What you are asked to do: Scan the entries below, and for each line that includes the word "code", make a copy.

Working data:
# # # # # # #

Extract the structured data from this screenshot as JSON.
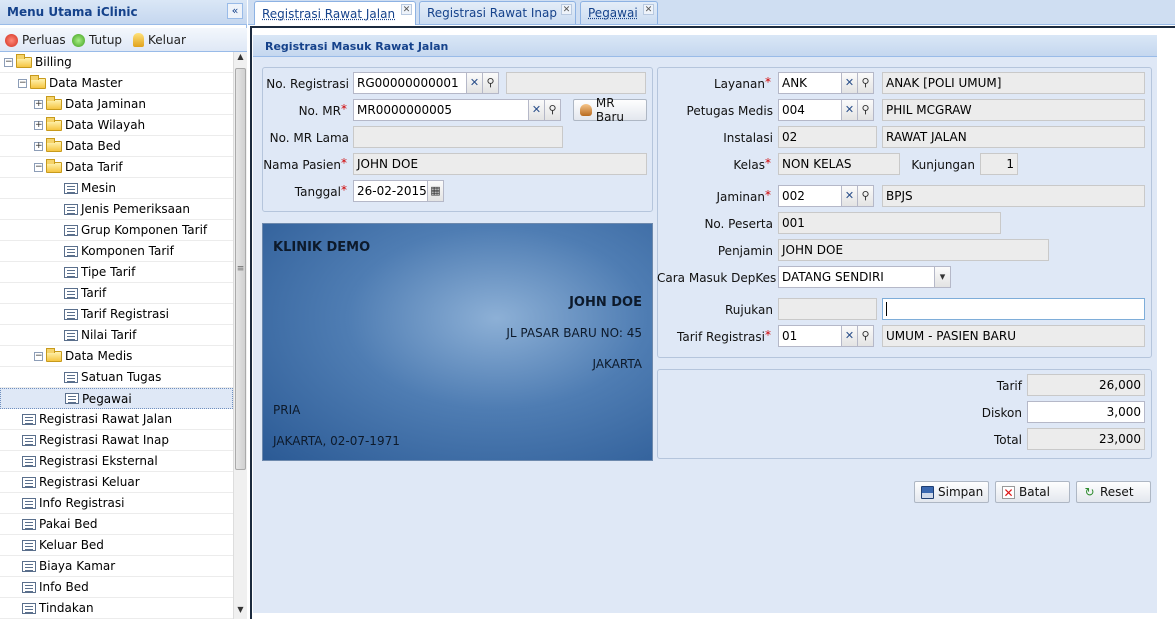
{
  "sidebar": {
    "title": "Menu Utama iClinic",
    "collapse_glyph": "«",
    "toolbar": {
      "expand": "Perluas",
      "collapse": "Tutup",
      "logout": "Keluar"
    },
    "tree": [
      {
        "label": "Billing",
        "level": 0,
        "type": "folder"
      },
      {
        "label": "Data Master",
        "level": 1,
        "type": "folder"
      },
      {
        "label": "Data Jaminan",
        "level": 2,
        "type": "folder"
      },
      {
        "label": "Data Wilayah",
        "level": 2,
        "type": "folder"
      },
      {
        "label": "Data Bed",
        "level": 2,
        "type": "folder"
      },
      {
        "label": "Data Tarif",
        "level": 2,
        "type": "folder"
      },
      {
        "label": "Mesin",
        "level": 3,
        "type": "leaf"
      },
      {
        "label": "Jenis Pemeriksaan",
        "level": 3,
        "type": "leaf"
      },
      {
        "label": "Grup Komponen Tarif",
        "level": 3,
        "type": "leaf"
      },
      {
        "label": "Komponen Tarif",
        "level": 3,
        "type": "leaf"
      },
      {
        "label": "Tipe Tarif",
        "level": 3,
        "type": "leaf"
      },
      {
        "label": "Tarif",
        "level": 3,
        "type": "leaf"
      },
      {
        "label": "Tarif Registrasi",
        "level": 3,
        "type": "leaf"
      },
      {
        "label": "Nilai Tarif",
        "level": 3,
        "type": "leaf"
      },
      {
        "label": "Data Medis",
        "level": 2,
        "type": "folder"
      },
      {
        "label": "Satuan Tugas",
        "level": 3,
        "type": "leaf"
      },
      {
        "label": "Pegawai",
        "level": 3,
        "type": "leaf"
      },
      {
        "label": "Registrasi Rawat Jalan",
        "level": 1,
        "type": "leaf"
      },
      {
        "label": "Registrasi Rawat Inap",
        "level": 1,
        "type": "leaf"
      },
      {
        "label": "Registrasi Eksternal",
        "level": 1,
        "type": "leaf"
      },
      {
        "label": "Registrasi Keluar",
        "level": 1,
        "type": "leaf"
      },
      {
        "label": "Info Registrasi",
        "level": 1,
        "type": "leaf"
      },
      {
        "label": "Pakai Bed",
        "level": 1,
        "type": "leaf"
      },
      {
        "label": "Keluar Bed",
        "level": 1,
        "type": "leaf"
      },
      {
        "label": "Biaya Kamar",
        "level": 1,
        "type": "leaf"
      },
      {
        "label": "Info Bed",
        "level": 1,
        "type": "leaf"
      },
      {
        "label": "Tindakan",
        "level": 1,
        "type": "leaf"
      }
    ]
  },
  "tabs": [
    {
      "label": "Registrasi Rawat Jalan",
      "active": true
    },
    {
      "label": "Registrasi Rawat Inap",
      "active": false
    },
    {
      "label": "Pegawai",
      "active": false
    }
  ],
  "form": {
    "title": "Registrasi Masuk Rawat Jalan",
    "no_registrasi": {
      "label": "No. Registrasi",
      "value": "RG00000000001"
    },
    "no_mr": {
      "label": "No. MR",
      "value": "MR0000000005",
      "button": "MR Baru"
    },
    "no_mr_lama": {
      "label": "No. MR Lama",
      "value": ""
    },
    "nama_pasien": {
      "label": "Nama Pasien",
      "value": "JOHN DOE"
    },
    "tanggal": {
      "label": "Tanggal",
      "value": "26-02-2015"
    },
    "layanan": {
      "label": "Layanan",
      "code": "ANK",
      "name": "ANAK [POLI UMUM]"
    },
    "petugas_medis": {
      "label": "Petugas Medis",
      "code": "004",
      "name": "PHIL MCGRAW"
    },
    "instalasi": {
      "label": "Instalasi",
      "code": "02",
      "name": "RAWAT JALAN"
    },
    "kelas": {
      "label": "Kelas",
      "value": "NON KELAS",
      "kunjungan_label": "Kunjungan",
      "kunjungan_value": "1"
    },
    "jaminan": {
      "label": "Jaminan",
      "code": "002",
      "name": "BPJS"
    },
    "no_peserta": {
      "label": "No. Peserta",
      "value": "001"
    },
    "penjamin": {
      "label": "Penjamin",
      "value": "JOHN DOE"
    },
    "cara_masuk": {
      "label": "Cara Masuk DepKes",
      "value": "DATANG SENDIRI"
    },
    "rujukan": {
      "label": "Rujukan",
      "code": "",
      "name": ""
    },
    "tarif_registrasi": {
      "label": "Tarif Registrasi",
      "code": "01",
      "name": "UMUM - PASIEN BARU"
    },
    "required_mark": "*"
  },
  "card": {
    "clinic": "KLINIK DEMO",
    "name": "JOHN DOE",
    "address": "JL PASAR BARU NO: 45",
    "city": "JAKARTA",
    "gender": "PRIA",
    "birth": "JAKARTA, 02-07-1971"
  },
  "totals": {
    "tarif_label": "Tarif",
    "tarif_value": "26,000",
    "diskon_label": "Diskon",
    "diskon_value": "3,000",
    "total_label": "Total",
    "total_value": "23,000"
  },
  "actions": {
    "save": "Simpan",
    "cancel": "Batal",
    "reset": "Reset"
  },
  "colors": {
    "accent": "#15428b",
    "panel": "#dfe8f6",
    "required": "#d00000"
  }
}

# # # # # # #

Exercise result:
      "code": "ANK",
      "code": "004",
      "code": "02",
      "code": "002",
      "code": "",
      "code": "01",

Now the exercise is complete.